Please use the drop-down menu to select between packet sizes, minimum:
Here is a beautifully written description provided by UC Davis at https://smallgrains.ucdavis.edu/cereal_files/WhtCVDescLJ11.pdf:

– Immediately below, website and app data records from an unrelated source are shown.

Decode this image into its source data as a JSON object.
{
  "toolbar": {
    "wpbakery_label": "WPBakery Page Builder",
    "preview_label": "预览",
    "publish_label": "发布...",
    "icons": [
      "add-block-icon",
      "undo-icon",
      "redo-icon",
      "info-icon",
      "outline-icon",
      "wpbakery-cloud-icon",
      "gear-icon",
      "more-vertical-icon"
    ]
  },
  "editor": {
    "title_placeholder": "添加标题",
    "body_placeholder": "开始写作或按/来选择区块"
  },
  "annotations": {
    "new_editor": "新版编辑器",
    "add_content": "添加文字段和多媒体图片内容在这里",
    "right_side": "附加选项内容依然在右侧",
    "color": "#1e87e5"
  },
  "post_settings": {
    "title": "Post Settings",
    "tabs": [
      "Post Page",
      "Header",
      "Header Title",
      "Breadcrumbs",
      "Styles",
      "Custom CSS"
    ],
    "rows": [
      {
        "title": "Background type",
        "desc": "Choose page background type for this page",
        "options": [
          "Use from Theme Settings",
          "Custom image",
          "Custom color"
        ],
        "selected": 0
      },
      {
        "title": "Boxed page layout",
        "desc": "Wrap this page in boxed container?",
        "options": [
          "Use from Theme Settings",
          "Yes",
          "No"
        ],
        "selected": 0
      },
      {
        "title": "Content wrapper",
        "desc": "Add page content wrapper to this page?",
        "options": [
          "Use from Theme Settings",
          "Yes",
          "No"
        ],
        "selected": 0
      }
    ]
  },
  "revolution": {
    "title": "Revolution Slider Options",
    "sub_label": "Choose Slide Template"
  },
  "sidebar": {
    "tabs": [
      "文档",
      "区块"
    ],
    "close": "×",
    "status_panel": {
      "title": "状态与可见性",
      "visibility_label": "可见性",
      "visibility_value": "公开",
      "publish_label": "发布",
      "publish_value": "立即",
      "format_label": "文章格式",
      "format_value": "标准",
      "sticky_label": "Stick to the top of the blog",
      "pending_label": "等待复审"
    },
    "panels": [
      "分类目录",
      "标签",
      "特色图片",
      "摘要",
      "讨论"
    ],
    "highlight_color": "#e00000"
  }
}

Phoenix is a hard white winter wheat. It was released jointly by the California AES and the University of Melbourne in 1981. It was selected at the Agricultural Research Institute, Wagga Wagga, Australia from the cross (Yaktana 54//Norin 10Brevor/3/3*Andes/4/Norin 10/Brevor//Lerma Rojo, WW15)*2/5/(WW80, Penjamo 62/4*Gabo 56 /Tezanos Pintos Precoz/Nainari 60). WW15 is very similar to the cultivar Anza. Its experimental designations were WW33 and C810002. Phoenix has a winter growth habit and is short-statured with good lodging resistance. It has medium-late maturity, similar to Anza, when planted from early- to mid-fall in the Central Valley. When planted later than January 1, Phoenix becomes progressively later than Anza as the date of planting is delayed, and may not head if planted in February or March. Spikes are fully awned, fusiform, mid-dense, and erect at maturity. Glumes are white, long and wide, with short glume awns. Shoulders are square. Beaks are acuminate. Awns are white and 9-11 cm long. Kernels are white, hard, mid-long, and ovate. Creases are shallow and narrow. Cheeks are rounded. Brushes are long and collars are lacking. The grain quality of Phoenix is similar to Anza, with low protein content and weak gluten strength. Milling quality is good, with high flour yields. Flour is best suited for general purpose uses rather than bread-making. At the time of evaluation it was resistant to moderately resistant to powdery mildew, stripe rust, and BYD, and susceptible to moderately susceptible to leaf rust and Septoria tritici leaf blotch. It was evaluated as Entry 221 in the UC Regional Cereal Testing program from 1982-1990 for late fall planting in the Central Valley, surrounding areas, the south-central coast region, and southern desert areas of California. Crop Science 25:573 (1985)